What to work on =
The data follows. Retype every entry exactly.

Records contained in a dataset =
•••••
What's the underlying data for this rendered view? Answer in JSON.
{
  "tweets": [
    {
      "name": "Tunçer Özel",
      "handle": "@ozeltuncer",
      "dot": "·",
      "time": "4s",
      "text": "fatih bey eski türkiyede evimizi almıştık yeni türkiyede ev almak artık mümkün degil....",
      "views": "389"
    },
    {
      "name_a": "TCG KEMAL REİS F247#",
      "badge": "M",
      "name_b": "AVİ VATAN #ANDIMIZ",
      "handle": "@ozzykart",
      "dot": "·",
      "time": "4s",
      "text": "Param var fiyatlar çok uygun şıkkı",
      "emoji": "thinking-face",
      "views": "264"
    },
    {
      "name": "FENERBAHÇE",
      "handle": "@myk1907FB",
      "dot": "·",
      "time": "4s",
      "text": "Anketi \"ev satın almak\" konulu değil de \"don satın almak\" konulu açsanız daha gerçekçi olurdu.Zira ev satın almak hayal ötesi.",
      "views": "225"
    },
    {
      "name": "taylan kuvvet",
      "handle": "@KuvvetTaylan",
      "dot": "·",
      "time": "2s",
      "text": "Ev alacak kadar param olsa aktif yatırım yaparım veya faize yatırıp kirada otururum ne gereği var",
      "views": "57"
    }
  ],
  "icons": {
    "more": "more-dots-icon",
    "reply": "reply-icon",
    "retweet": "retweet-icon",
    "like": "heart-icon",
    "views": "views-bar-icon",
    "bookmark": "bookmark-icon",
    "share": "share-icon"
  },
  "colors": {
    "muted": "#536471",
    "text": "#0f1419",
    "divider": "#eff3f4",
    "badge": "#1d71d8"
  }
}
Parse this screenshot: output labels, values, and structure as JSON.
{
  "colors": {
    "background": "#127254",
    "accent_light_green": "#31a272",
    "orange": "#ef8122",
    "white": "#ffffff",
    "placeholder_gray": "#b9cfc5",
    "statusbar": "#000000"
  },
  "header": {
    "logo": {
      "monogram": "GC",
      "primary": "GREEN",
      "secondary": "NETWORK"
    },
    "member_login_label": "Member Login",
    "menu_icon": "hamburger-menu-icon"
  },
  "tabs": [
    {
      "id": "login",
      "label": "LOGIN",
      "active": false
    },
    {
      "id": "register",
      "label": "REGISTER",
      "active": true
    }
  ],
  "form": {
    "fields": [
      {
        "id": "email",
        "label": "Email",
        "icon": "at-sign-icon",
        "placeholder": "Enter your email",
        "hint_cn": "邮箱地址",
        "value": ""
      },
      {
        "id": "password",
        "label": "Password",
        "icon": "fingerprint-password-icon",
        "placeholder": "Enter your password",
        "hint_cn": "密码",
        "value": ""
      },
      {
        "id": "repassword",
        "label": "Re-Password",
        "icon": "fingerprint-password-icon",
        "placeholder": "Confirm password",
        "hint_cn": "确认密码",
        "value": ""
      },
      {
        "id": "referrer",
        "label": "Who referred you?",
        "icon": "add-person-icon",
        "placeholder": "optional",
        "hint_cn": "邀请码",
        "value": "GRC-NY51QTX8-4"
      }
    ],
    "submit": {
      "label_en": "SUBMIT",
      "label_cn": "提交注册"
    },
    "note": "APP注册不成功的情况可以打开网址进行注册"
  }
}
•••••
Problem solution =
What's the underlying data for this rendered view? Answer in JSON.
{
  "tweets": [
    {
      "name": "Tunçer Özel",
      "handle": "@ozeltuncer",
      "dot": "·",
      "time": "4s",
      "text": "fatih bey eski türkiyede evimizi almıştık yeni türkiyede ev almak artık mümkün degil....",
      "views": "389"
    },
    {
      "name_a": "TCG KEMAL REİS F247#",
      "badge": "M",
      "name_b": "AVİ VATAN #ANDIMIZ",
      "handle": "@ozzykart",
      "dot": "·",
      "time": "4s",
      "text": "Param var fiyatlar çok uygun şıkkı",
      "emoji": "thinking-face",
      "views": "264"
    },
    {
      "name": "FENERBAHÇE",
      "handle": "@myk1907FB",
      "dot": "·",
      "time": "4s",
      "text": "Anketi \"ev satın almak\" konulu değil de \"don satın almak\" konulu açsanız daha gerçekçi olurdu.Zira ev satın almak hayal ötesi.",
      "views": "225"
    },
    {
      "name": "taylan kuvvet",
      "handle": "@KuvvetTaylan",
      "dot": "·",
      "time": "2s",
      "text": "Ev alacak kadar param olsa aktif yatırım yaparım veya faize yatırıp kirada otururum ne gereği var",
      "views": "57"
    }
  ],
  "icons": {
    "more": "more-dots-icon",
    "reply": "reply-icon",
    "retweet": "retweet-icon",
    "like": "heart-icon",
    "views": "views-bar-icon",
    "bookmark": "bookmark-icon",
    "share": "share-icon"
  },
  "colors": {
    "muted": "#536471",
    "text": "#0f1419",
    "divider": "#eff3f4",
    "badge": "#1d71d8"
  }
}
Parse this screenshot: output labels, values, and structure as JSON.
{
  "colors": {
    "background": "#127254",
    "accent_light_green": "#31a272",
    "orange": "#ef8122",
    "white": "#ffffff",
    "placeholder_gray": "#b9cfc5",
    "statusbar": "#000000"
  },
  "header": {
    "logo": {
      "monogram": "GC",
      "primary": "GREEN",
      "secondary": "NETWORK"
    },
    "member_login_label": "Member Login",
    "menu_icon": "hamburger-menu-icon"
  },
  "tabs": [
    {
      "id": "login",
      "label": "LOGIN",
      "active": false
    },
    {
      "id": "register",
      "label": "REGISTER",
      "active": true
    }
  ],
  "form": {
    "fields": [
      {
        "id": "email",
        "label": "Email",
        "icon": "at-sign-icon",
        "placeholder": "Enter your email",
        "hint_cn": "邮箱地址",
        "value": ""
      },
      {
        "id": "password",
        "label": "Password",
        "icon": "fingerprint-password-icon",
        "placeholder": "Enter your password",
        "hint_cn": "密码",
        "value": ""
      },
      {
        "id": "repassword",
        "label": "Re-Password",
        "icon": "fingerprint-password-icon",
        "placeholder": "Confirm password",
        "hint_cn": "确认密码",
        "value": ""
      },
      {
        "id": "referrer",
        "label": "Who referred you?",
        "icon": "add-person-icon",
        "placeholder": "optional",
        "hint_cn": "邀请码",
        "value": "GRC-NY51QTX8-4"
      }
    ],
    "submit": {
      "label_en": "SUBMIT",
      "label_cn": "提交注册"
    },
    "note": "APP注册不成功的情况可以打开网址进行注册"
  }
}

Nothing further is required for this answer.